Training is more than offering a bunch of courses. I have worked with a number of organizations that develop a training budget in January and then in September are in a panic to get it spent by year’s end. Results are usually mixed because there are no clear objectives as to how or what this training is going to do to further the interests of the organization. Employees may have appreciated attending the training sessions but no one is asking the bigger question: “what value has this training provided to your organization?”
Before slipping a number into your budget that you think will meet the need, I suggest that you develop a strategy . Then cost it out in terms of the training delivery cost and more importantly the cost of having your employees off work to attend the training. Your executive team is more likely to support your strategy when they understand how it positively contributes to and impacts the organization.
As the person in charge of the training portfolio you will have to do your research. Carefully review the upcoming year’s strategic plan to suss out whether there are any major change initiatives being planned that will require skill development or change management. The cost of a major change whether it be restructuring, retooling or new systems implementation will greatly overshadow the cost of effective training. And a training strategy linked to this change initiative will be easier to sell to those who hold the company’s purse strings.
Your research should also include reviewing the 3rd quarter performance management results to search for common gaps and deficiencies in performance. Come up with a training solution and add it to your training strategy.
And don’t forget to check out the climate (employee satisfaction) survey where you will often find useful data on the shortcomings of your organization’s collective leadership. Identify training solutions to coach your supervisors, managers and directors to create a more hospitable work environment where employees become inspired to deliver higher levels of service. These surveys can also identify common communication gaps that are causing unrest among the employees.
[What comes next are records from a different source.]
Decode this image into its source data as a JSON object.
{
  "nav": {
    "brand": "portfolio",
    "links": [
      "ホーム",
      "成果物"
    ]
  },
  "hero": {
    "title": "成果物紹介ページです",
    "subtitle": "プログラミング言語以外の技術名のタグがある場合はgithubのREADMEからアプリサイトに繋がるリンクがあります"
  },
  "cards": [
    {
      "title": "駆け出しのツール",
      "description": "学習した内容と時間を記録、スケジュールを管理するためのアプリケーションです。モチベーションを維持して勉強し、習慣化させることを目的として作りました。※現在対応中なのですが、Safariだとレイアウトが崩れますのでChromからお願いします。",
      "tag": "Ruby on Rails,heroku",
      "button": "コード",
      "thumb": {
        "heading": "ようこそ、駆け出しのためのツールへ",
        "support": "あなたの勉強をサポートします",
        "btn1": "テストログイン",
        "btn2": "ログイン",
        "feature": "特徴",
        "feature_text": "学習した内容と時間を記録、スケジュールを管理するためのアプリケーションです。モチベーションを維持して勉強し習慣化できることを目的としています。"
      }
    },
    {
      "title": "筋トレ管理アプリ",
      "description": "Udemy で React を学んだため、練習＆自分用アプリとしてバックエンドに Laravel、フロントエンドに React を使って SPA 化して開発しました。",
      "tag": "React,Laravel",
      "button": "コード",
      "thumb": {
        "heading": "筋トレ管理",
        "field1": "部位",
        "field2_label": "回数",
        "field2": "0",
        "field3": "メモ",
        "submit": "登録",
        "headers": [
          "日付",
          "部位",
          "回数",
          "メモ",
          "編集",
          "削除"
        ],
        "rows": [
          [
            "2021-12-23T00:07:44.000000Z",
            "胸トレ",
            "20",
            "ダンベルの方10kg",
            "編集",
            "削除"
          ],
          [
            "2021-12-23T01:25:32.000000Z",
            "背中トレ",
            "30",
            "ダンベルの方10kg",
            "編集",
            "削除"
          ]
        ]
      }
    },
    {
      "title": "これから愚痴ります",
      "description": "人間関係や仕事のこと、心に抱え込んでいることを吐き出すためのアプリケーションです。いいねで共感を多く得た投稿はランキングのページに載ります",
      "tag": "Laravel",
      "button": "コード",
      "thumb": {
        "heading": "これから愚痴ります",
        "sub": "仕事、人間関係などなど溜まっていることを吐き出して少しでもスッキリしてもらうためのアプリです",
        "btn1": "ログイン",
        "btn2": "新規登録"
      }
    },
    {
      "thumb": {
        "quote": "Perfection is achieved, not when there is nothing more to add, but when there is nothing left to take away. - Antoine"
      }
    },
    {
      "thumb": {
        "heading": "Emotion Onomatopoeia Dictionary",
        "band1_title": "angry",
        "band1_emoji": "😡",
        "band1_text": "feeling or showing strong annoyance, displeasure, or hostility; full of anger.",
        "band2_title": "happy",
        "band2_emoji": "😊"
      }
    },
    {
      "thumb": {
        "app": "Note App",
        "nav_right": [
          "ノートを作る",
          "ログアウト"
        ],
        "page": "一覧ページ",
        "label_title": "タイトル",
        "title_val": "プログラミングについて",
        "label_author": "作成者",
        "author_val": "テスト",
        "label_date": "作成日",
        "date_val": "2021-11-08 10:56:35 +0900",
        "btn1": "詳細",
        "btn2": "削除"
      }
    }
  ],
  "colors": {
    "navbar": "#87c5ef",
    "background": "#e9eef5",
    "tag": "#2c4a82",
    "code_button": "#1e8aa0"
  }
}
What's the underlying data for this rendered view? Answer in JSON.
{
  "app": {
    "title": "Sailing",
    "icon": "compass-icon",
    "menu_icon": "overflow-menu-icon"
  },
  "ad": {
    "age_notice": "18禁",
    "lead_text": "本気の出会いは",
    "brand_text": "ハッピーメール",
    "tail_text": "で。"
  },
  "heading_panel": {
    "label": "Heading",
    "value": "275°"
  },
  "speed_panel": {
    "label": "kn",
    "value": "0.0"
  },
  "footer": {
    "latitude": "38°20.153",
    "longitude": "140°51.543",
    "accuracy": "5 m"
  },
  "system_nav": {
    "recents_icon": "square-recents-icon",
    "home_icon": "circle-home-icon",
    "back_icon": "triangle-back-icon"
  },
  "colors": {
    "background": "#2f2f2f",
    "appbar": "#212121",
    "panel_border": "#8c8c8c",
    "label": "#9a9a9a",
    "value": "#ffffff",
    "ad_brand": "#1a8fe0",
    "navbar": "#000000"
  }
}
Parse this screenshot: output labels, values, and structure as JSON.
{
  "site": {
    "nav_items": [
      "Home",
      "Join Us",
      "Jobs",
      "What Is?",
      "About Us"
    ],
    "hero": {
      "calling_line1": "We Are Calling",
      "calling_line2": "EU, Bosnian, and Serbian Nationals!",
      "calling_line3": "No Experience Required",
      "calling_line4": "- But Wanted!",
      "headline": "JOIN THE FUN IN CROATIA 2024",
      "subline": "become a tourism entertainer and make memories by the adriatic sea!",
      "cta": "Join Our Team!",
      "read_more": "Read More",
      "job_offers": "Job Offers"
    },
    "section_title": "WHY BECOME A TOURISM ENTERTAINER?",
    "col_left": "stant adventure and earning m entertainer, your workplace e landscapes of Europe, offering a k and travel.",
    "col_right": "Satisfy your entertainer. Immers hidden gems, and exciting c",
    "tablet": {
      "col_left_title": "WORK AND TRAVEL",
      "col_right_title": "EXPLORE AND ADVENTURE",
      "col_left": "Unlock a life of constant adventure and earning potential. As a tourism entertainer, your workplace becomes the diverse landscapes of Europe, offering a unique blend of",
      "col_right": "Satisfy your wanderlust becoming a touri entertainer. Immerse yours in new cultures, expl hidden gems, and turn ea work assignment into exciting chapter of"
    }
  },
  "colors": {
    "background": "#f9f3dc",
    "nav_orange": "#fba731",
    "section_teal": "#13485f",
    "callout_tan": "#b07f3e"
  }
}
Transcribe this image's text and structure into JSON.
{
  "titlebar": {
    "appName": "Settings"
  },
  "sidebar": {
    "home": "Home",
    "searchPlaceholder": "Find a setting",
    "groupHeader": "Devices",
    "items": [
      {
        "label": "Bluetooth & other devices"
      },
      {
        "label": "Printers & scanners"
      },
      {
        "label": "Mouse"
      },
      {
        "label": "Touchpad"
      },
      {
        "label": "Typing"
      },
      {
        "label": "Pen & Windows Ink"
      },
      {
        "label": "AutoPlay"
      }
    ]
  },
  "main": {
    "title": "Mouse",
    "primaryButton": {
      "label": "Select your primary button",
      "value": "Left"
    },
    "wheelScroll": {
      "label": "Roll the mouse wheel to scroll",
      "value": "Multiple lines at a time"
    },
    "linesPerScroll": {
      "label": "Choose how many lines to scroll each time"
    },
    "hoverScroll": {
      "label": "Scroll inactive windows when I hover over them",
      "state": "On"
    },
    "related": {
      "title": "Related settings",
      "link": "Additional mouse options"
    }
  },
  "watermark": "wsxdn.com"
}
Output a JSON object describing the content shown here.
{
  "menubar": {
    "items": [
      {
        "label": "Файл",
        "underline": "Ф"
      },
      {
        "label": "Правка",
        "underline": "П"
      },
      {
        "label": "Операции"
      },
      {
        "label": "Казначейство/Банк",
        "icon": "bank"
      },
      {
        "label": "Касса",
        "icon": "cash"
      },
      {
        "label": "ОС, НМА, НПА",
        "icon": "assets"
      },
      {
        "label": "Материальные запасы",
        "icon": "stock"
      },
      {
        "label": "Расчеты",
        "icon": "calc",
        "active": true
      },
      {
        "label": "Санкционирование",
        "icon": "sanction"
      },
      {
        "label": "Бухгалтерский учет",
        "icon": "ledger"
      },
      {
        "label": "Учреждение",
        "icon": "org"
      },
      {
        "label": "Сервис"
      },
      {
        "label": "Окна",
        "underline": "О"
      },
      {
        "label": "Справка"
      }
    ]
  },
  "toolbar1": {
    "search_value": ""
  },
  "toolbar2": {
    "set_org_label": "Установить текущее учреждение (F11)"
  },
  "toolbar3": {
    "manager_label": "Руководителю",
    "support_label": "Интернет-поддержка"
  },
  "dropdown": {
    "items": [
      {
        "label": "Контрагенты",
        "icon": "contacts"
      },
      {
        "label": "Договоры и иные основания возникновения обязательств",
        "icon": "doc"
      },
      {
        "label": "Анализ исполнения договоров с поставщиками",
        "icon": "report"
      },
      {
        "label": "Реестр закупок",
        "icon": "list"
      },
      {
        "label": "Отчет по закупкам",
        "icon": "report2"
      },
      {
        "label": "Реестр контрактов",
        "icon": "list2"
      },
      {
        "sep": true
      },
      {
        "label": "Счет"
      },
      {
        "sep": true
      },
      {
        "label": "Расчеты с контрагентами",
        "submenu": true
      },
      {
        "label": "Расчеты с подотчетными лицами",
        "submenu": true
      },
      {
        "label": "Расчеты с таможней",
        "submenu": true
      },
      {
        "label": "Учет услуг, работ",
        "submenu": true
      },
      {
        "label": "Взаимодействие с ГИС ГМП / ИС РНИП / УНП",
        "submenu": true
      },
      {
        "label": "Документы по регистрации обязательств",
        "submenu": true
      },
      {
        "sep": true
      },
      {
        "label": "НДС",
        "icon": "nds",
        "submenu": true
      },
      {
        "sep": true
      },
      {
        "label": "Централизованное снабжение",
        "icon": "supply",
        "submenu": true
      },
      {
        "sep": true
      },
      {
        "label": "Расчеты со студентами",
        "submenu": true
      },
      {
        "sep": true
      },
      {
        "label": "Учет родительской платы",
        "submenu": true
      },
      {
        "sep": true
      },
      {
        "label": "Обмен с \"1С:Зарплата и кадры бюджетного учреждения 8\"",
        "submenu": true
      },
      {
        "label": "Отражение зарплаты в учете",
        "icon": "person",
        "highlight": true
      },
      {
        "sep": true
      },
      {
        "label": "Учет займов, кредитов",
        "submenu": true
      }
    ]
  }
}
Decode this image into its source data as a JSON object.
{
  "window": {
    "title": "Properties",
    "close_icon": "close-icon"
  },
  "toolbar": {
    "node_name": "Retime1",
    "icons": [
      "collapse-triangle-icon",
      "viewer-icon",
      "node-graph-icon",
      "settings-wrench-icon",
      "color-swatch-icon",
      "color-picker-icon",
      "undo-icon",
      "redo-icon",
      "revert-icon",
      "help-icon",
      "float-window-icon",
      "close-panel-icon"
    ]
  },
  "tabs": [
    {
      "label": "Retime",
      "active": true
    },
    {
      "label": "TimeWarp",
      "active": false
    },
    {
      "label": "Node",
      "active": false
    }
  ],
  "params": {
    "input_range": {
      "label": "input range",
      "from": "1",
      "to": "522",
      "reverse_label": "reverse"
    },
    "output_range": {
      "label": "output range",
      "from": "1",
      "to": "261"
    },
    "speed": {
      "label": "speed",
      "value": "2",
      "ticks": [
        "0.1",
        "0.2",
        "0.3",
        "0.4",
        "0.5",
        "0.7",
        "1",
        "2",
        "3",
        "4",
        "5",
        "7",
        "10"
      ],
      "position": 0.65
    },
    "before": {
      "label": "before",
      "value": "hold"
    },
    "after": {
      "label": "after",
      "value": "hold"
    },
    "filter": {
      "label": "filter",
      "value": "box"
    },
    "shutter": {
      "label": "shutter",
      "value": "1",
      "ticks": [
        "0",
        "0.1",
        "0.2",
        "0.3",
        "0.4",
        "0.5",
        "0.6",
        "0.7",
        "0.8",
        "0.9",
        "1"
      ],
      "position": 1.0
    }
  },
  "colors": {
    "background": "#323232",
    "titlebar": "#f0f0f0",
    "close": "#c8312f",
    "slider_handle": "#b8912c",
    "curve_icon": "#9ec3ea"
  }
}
Finally determine what training you are equipped to deliver in-house and what will have to be farmed out to external vendors. Is there an opportunity to train internal champions and experts to become effective facilitators particularly for skill development? Is it time to develop a formal mentorship program to share knowledge internally?
These days classroom training is being partnered with eLearning and online learning to create a blended approach to make learning more accessible and in many cases more affordable. But initially, setting up a learning management system can be expensive and require new staffing resources. Is this something that should become part of a multiyear strategic plan for you? Online learning is a great way to provide policy and procedure training and does not need a sophisticated learning management system so it is often a good place to start. Then you can add complexity each year as these new delivery systems prove themselves. This is especially a great sell if your organization works from multiple locations.
Talk to your senior leaders. Set up a meeting with each of them individually and share with them what your research has revealed. Find out if they have needs unique to their Divisions. Ask for their support in getting the budget for your strategy. If you’ve done your homework they will listen.